## YOUR INSTRUCTIONS
From the entries, copy every line that carries the string "izveštaji".

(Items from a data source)
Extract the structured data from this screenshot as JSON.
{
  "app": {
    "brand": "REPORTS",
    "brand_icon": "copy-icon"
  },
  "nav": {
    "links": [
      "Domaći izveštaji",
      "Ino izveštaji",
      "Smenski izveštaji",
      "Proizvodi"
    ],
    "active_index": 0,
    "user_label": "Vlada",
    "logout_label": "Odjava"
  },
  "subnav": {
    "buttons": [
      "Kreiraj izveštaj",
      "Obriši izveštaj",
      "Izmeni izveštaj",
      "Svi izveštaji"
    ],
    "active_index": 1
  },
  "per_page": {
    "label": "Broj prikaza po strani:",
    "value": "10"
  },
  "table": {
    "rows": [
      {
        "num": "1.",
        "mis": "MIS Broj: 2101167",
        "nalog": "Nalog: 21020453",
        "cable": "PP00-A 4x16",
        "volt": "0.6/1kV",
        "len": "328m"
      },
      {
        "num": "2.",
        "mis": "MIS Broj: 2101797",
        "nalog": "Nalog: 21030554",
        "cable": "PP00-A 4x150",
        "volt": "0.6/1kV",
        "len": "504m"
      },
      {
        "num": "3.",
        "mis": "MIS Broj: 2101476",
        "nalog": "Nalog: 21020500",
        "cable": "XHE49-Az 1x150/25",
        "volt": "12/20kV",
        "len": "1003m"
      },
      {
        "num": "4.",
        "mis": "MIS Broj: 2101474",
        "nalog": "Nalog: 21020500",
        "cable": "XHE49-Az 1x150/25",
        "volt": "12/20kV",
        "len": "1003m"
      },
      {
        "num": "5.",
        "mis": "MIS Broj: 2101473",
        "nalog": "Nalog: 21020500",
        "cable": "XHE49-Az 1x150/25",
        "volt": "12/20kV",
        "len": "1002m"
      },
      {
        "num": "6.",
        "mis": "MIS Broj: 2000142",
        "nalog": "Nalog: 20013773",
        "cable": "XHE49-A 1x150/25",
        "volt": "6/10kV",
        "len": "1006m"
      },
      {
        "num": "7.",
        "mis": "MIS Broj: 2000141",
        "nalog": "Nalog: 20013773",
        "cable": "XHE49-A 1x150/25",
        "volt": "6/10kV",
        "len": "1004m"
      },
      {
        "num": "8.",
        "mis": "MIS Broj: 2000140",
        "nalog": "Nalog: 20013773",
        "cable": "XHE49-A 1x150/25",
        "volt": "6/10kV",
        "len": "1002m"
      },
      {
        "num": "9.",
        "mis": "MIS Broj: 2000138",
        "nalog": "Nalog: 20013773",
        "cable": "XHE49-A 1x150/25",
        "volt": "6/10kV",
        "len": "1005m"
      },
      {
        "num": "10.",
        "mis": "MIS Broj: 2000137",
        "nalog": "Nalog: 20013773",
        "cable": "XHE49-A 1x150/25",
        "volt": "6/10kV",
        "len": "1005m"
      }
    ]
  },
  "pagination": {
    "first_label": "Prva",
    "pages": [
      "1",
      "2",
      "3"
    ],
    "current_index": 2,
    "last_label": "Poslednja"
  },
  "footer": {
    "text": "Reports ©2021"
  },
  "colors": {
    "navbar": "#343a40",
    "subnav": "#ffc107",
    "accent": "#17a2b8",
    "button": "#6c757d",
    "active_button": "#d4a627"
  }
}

## ANSWER SPACE
      "Domaći izveštaji",
      "Ino izveštaji",
      "Smenski izveštaji",
      "Svi izveštaji"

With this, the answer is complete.